1.6              INTRODUCTION

In theory, taxation, which includes personal income tax, capital gains tax and companies’ income tax etc., often leave individual entrepreneurs with less expendable capital to reinvest in their respective businesses. It is generally supposed that the higher the tax rates, the more capital is taken out of the hands of the entrepreneur and into the hands of the government. The two primary objectives of every business are profitability and solvency. Profitability is the ability of a business to make profit, while solvency is the ability of a business to fulfill its various financial obligations, including the payment of debts as at when due. However, the achievement of these objectives requires efficient management of resources, including the efficient management of liabilities under which category the payment of taxes lie. Therefore, the background upon which this research work is predicated is one that seeks to establish the various understudied links and correlations between the concept of taxation, its implementation and its impacts on entrepreneurship. This chapter covers the background of the study, statement of the problem, scope of the study, objectives of the study, statement of hypotheses, significance of the study, scope of the study, limitations of the study and references.

1.7              BACKGROUND OF THE STUDY

Entrepreneurship makes up the core of majority of the world’s economy. A study carried out by the Federal Office of statistics shows that in Nigeria, Entrepreneurial enterprises constitute 80% of the Nigerian economy (Ariyo, 2005). Although entrepreneurs often operate small and medium enterprises, the entrepreneurship sector remains the most important sector in the economy due to the fact that when all the individual effects are aggregated, they surpass that of the larger corporations and multinationals. The social and economic advantages of Entrepreneurship cannot be underestimated. Nzotta (2006) sees Entrepreneurship as a source of employment generation, competition, economic dynamism, and innovation which stimulate entrepreneurial spirit and the diffusion of skills. Because they enjoy a wider geographical presence than big companies, entrepreneurship also facilitates better income distribution.

Over the years, Entrepreneurship has been an avenue for job creation and empowerment of Nigerian citizens by providing about 50% of all jobs in Nigeria. Entrepreneurship has undoubtedly improved the standard of living of so many people especially those in the developing areas. Sadly, however, while this sector has been a major catalyst for socio-economic development, it has become apparent that majority of our national stakeholders have failed to recognize the pivotal role played by this sector in relation to the long-term socio-economic development of the nation. This skewed perception results in undue interference in the operations of entrepreneurs by various stakeholders of the society and particularly agencies of government. Predominantly, this sector has witnessed many unfavorable interventions and actions from various Ministries, Departments and Agencies (MDAs) of governments (at the three tiers) who see the imposition of sundry taxes and levies on entrepreneurs as an opportunity to generate revenue for government.
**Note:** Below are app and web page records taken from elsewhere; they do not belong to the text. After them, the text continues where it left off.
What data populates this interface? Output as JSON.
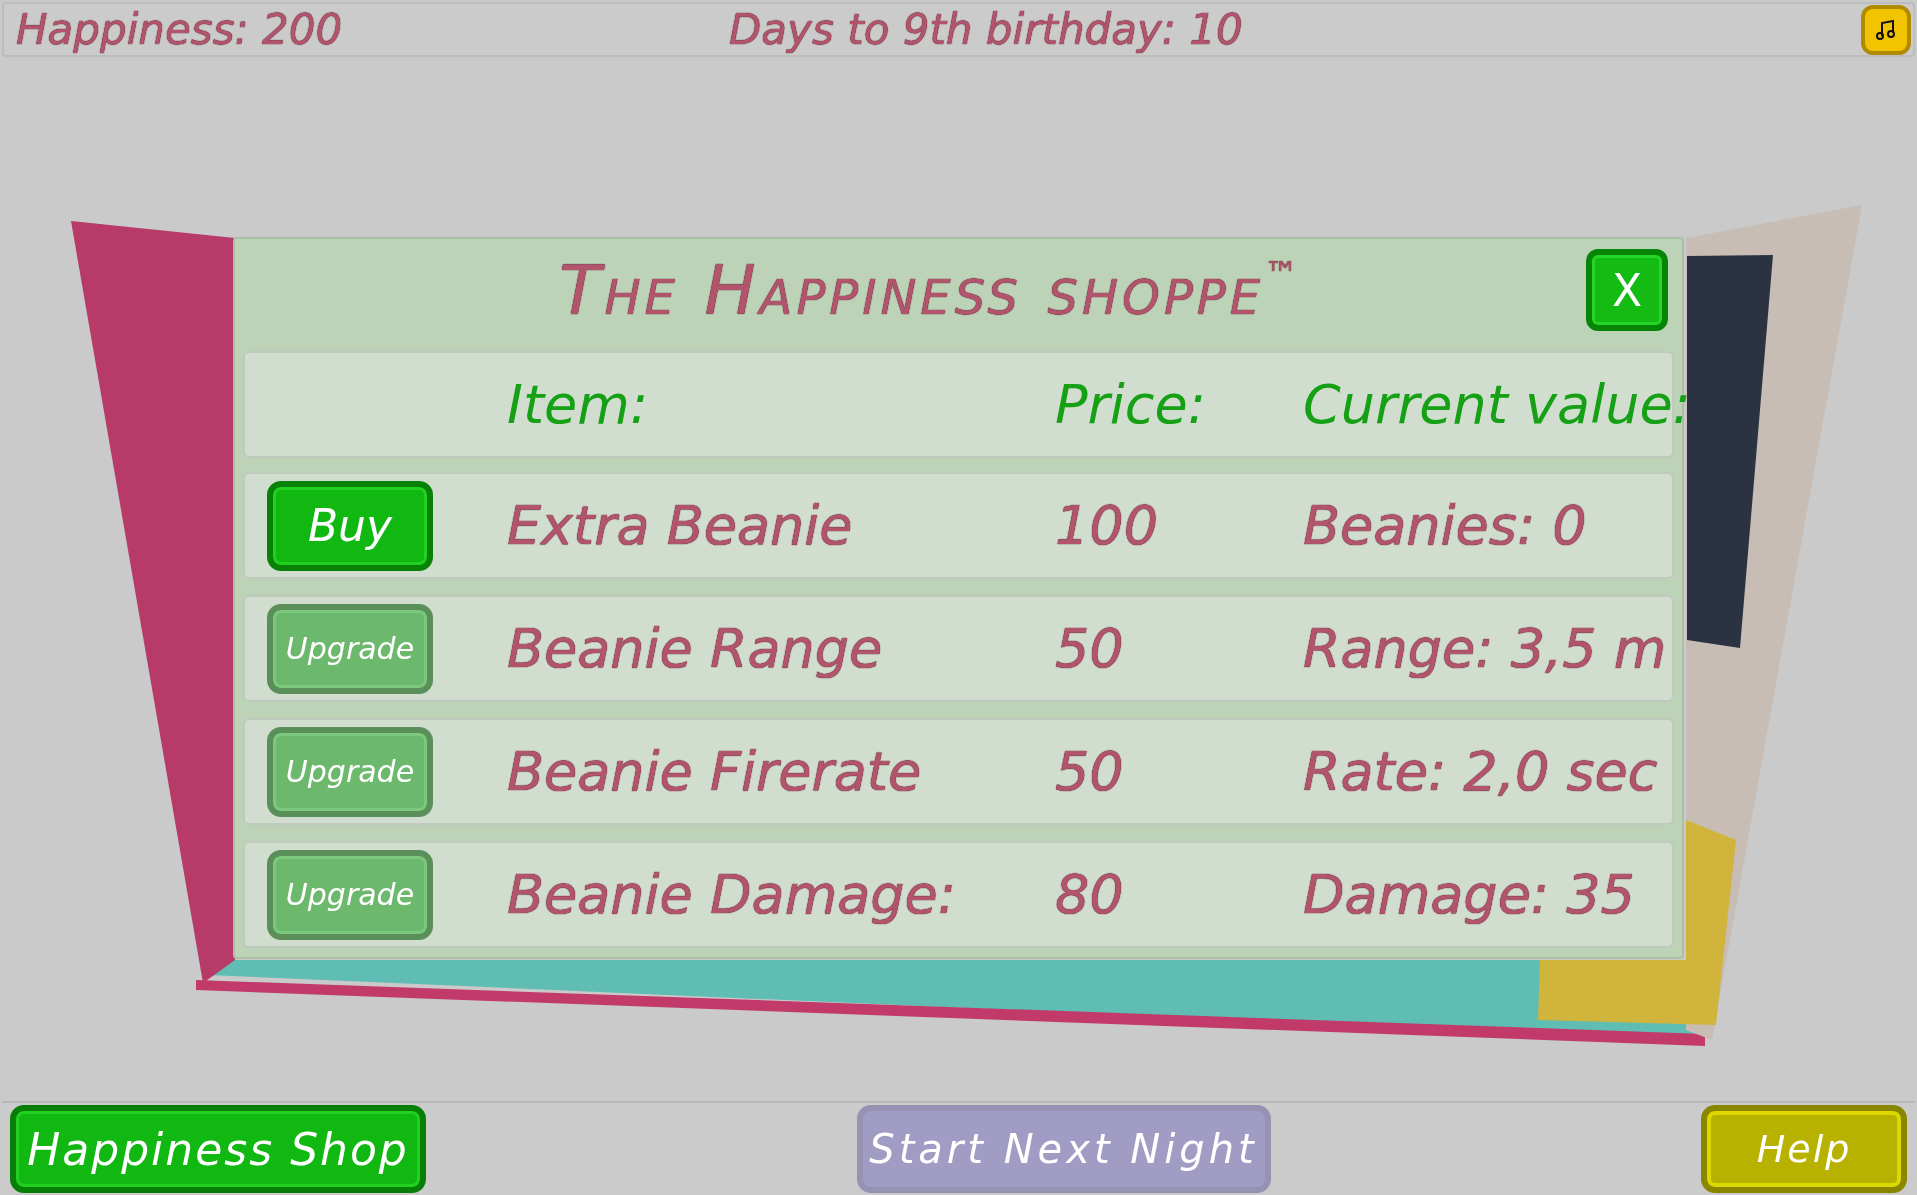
{
  "top_bar": {
    "happiness": "Happiness: 200",
    "countdown": "Days to 9th birthday: 10"
  },
  "shop": {
    "title": "The Happiness shoppe",
    "trademark": "™",
    "close_label": "X",
    "columns": [
      "Item:",
      "Price:",
      "Current value:"
    ],
    "rows": [
      {
        "action": "Buy",
        "disabled": false,
        "item": "Extra Beanie",
        "price": "100",
        "value": "Beanies: 0"
      },
      {
        "action": "Upgrade",
        "disabled": true,
        "item": "Beanie Range",
        "price": "50",
        "value": "Range: 3,5 m"
      },
      {
        "action": "Upgrade",
        "disabled": true,
        "item": "Beanie Firerate",
        "price": "50",
        "value": "Rate: 2,0 sec"
      },
      {
        "action": "Upgrade",
        "disabled": true,
        "item": "Beanie Damage:",
        "price": "80",
        "value": "Damage: 35"
      }
    ]
  },
  "bottom_bar": {
    "buttons": [
      {
        "label": "Happiness Shop",
        "kind": "shop"
      },
      {
        "label": "Start Next Night",
        "kind": "night"
      },
      {
        "label": "Help",
        "kind": "help"
      }
    ]
  }
}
Innovation and entrepreneurship play a pivotal role in sustained economic growth and improved standards of living through engendering lower prices for products which is made possible by achieving cost efficiencies in the production/marketing processes and taking advantage of economies of scale; this in turn makes increases in revenues and higher wages achievable. Entrepreneurship also often advances new ways of manufacturing, novel methods of providing services and innovative modes of doing business. There are many factors involved in bringing an idea to the market and successfully executing said idea, but we know surprisingly little about the role of government, and taxation specifically, in attracting or motivating entrepreneurs and spurring or repressing indigenous innovation.

Taxation is a major source via which a country’s government generates revenue. Tax is generally used to pursue the various objectives and to fulfill the sundry obligations of a government. The tax structure or combination of tax policies being implemented in a given economy at a particular time is known to reflect the future aspiration of that economy. Like in many other developing countries, there exists in Nigeria a variety of taxes which are paid by companies, business firms and self-employed individuals. Among these are consumption taxes like VAT, companies’ income tax, capital gain taxes, personal income tax, petroleum profit tax, etc.